As the debt crisis in Greece matures, it is possible to assess the impact it is having on the eurozone’s peripheral countries as well as highlighting the need for a long-term solution.
In the past few days and weeks, discussion has increased about the possibility of contagion in and emanating from the peripheral eurozone countries: Ireland, Italy, Greece, Portugal and Spain.
By looking at the Thomson Reuters Indices for the peripheral countries and using Greece as the “transmitter” of shocks across the peripheral zone we can identify the extent to which countries are affected by the problems in Greece and if/how they affect each other.
Looking at how the stockmarkets for Greece, Italy and Spain (as well the peripheral countries as a whole) have performed over the past year, it is clear that Greece has fallen away from the others recently. However, if we look at the stockmarket linkage for each peripheral country with Greece more closely it is possible to see where strong indications of contagion are present based upon the country examined.

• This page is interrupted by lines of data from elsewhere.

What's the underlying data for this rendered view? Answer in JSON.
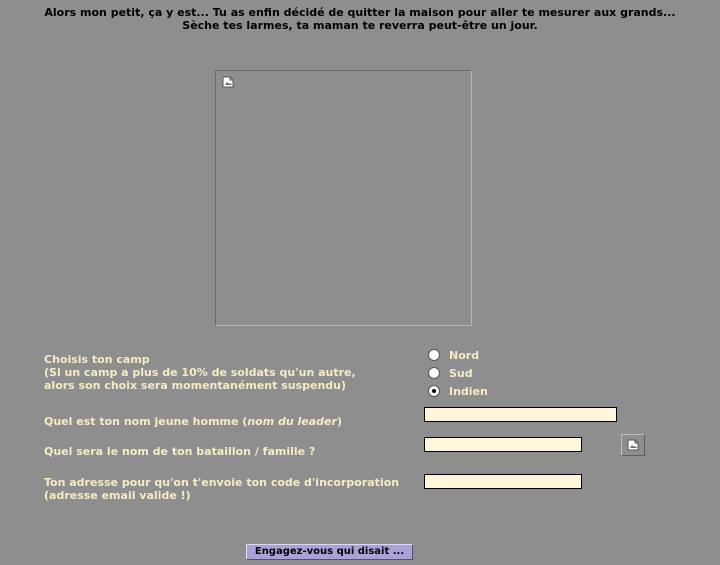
{
  "intro": {
    "line1": "Alors mon petit, ça y est... Tu as enfin décidé de quitter la maison pour aller te mesurer aux grands...",
    "line2": "Sèche tes larmes, ta maman te reverra peut-être un jour."
  },
  "camp": {
    "title": "Choisis ton camp",
    "note1": "(Si un camp a plus de 10% de soldats qu'un autre,",
    "note2": "alors son choix sera momentanément suspendu)",
    "options": [
      {
        "label": "Nord",
        "checked": false
      },
      {
        "label": "Sud",
        "checked": false
      },
      {
        "label": "Indien",
        "checked": true
      }
    ]
  },
  "leader": {
    "label_main": "Quel est ton nom jeune homme (",
    "label_em": "nom du leader",
    "label_end": ")",
    "value": ""
  },
  "battalion": {
    "label": "Quel sera le nom de ton bataillon / famille ?",
    "value": ""
  },
  "email": {
    "label1": "Ton adresse pour qu'on t'envoie ton code d'incorporation",
    "label2": "(adresse email valide !)",
    "value": ""
  },
  "submit_label": "Engagez-vous qui disait ...",
  "icons": {
    "broken_image": "broken-image-icon"
  },
  "colors": {
    "background": "#8e8e8e",
    "label": "#f6ecc4",
    "input_bg": "#fff7dc",
    "button": "#a9a2d8"
  }
}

Before we start the analysis, it is useful to define contagion. The most common definition is: contagion is an increase in cross-market linkages across borders, especially in the presence of financial shocks. So an increase in cross-border linkages needs to have occurred before we can say there are indications of contagion. (Trends continues below)
Using market data for the peripheral countries, it is possible to measure cross-border linkages between the peripheral countries and the analysis suggests nothing out of the ordinary, be it five years ago or even 18 months ago. Given these results, there is a baseline showing a lack of contagion that will help determine if over the past 12 months contagion has appeared.

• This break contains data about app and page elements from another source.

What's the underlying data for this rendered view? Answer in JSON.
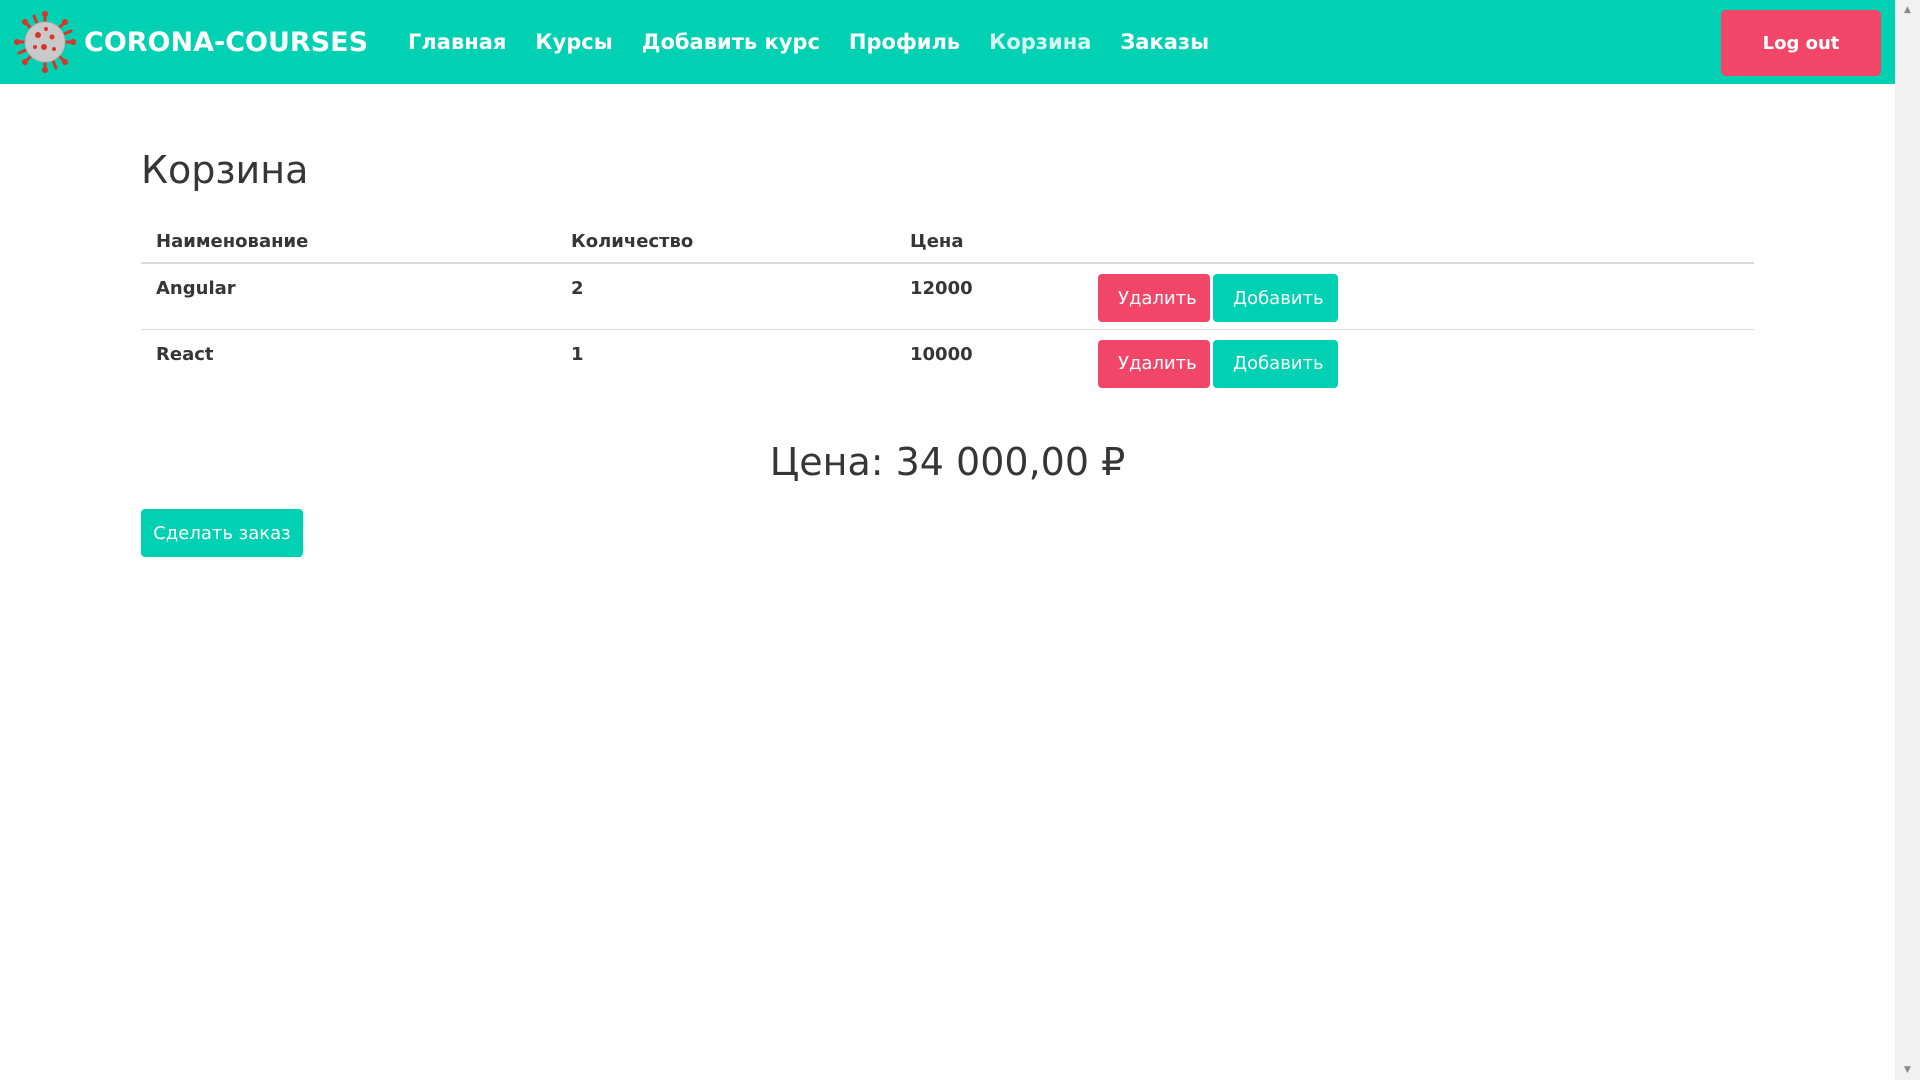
{
  "navbar": {
    "brand": "CORONA-COURSES",
    "logo_icon": "virus-icon",
    "links": [
      {
        "label": "Главная",
        "active": false
      },
      {
        "label": "Курсы",
        "active": false
      },
      {
        "label": "Добавить курс",
        "active": false
      },
      {
        "label": "Профиль",
        "active": false
      },
      {
        "label": "Корзина",
        "active": true
      },
      {
        "label": "Заказы",
        "active": false
      }
    ],
    "logout_label": "Log out"
  },
  "cart": {
    "title": "Корзина",
    "columns": [
      "Наименование",
      "Количество",
      "Цена"
    ],
    "items": [
      {
        "name": "Angular",
        "quantity": "2",
        "price": "12000",
        "delete_label": "Удалить",
        "add_label": "Добавить"
      },
      {
        "name": "React",
        "quantity": "1",
        "price": "10000",
        "delete_label": "Удалить",
        "add_label": "Добавить"
      }
    ],
    "total": "Цена: 34 000,00 ₽",
    "order_label": "Сделать заказ"
  },
  "colors": {
    "primary": "#00d1b2",
    "danger": "#f14668",
    "text": "#363636"
  }
}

”This depth of cross-border linkages, which did not exist until recently, appears to be fairly well embedded in all three countries”
The next step is to look for evidence of contagion across a variety of weekly time intervals. From this investors and analysts can see that if contagion exists, it is not limited to a daily or even a weekly phenomenon, but is, or could be, a potential threat to each country at longer time intervals. This would argue that the trouble in Greece, which has been going on for 18 months, is beginning to have a deeper effect on other peripheral stockmarkets and that a longer-term solution to the problems in the eurozone is needed, so some minimum level of health can be restored to the peripheral countries.
The following table shows the likely impact of the Greece financial shocks on other countries’ stockmarkets in the short, medium and long term. In other words, have financial shocks originating in Greece caused adverse market movements in other countries during the successive weeks and months after the shock?
The test results indicate that Portugal and Spain have the strongest cross linkages to Greece, so much so that the shocks in either country are transmitted both forward and back. The shocks also occur across various periods, indicating that any significant financial shock in Greece is a propelling factor in the Portuguese and Spanish stockmarkets for many months.
This depth of cross-border linkages, which did not exist until recently, appears to be fairly well embedded in all three countries. The extent of the linkages in time implies that when evaluating either of these country’s stockmarkets, be it Portugal or Spain, events in Greece need to be taken into account and vice versa.
Italy is a medium case in that shocks from Greece do affect the Italian markets but only at a distance, that is, a shock in Greece has been felt in the Italian markets after two months or more have passed.
From these results it seems the Italian stockmarket can be valued on its own and/or within the context of the eurozone troubles in general.
This could be because the turmoil in the Italian government is the predominant influence on Italian stock prices, outweighing the influence of Greek shocks, except at longer intervals.
Only Ireland among the peripheral countries seems to be relatively free of the shocks that Greece transmits. Ireland’s response to Greek financial shocks suggests that Irish stocks can be valued on their own without reference to Greece.
This, however, comes with the caveat that like the rest of the peripheral countries, no lasting solution to the eurozone crisis will certainly have an influence on the Irish market. The 16-32-week period reveals the two-way flow, which signals a potential weakness to a partial solution to the peripheral countries’ problems.
If you also test the effect of Greek financial shocks on the French and German stockmarkets you can see that France’s exposure is the same as Ireland’s and like Irish stocks, French stocks look like they can be valued on their own and/or in the context of the general eurozone situation. Also like Ireland, France is signaling a potential weakness to a partial solution to the eurozone problems as it has the same 16-32-week exposure.
Finally, what Germany does affects Greece and what Greece does affects Germany across several timescales. And though the results of the Germany-Greece tests look like those of Spain and Portugal, the linkage, unlike those for the other countries, is how things have been for several years. This implies there are no strong indications of contagion.
The German government has probably been right to step forward and press the eurozone to act for the benefit of Greece. Not just because it will benefit the Germans themselves, which it clearly will, but because contagion could spread beyond the peripheral eurozone countries to the rest of the eurozone if a comprehensive solution to the Greek crisis is not found and implemented.
Andrew Clark is chief index strategist at Thomson Reuters.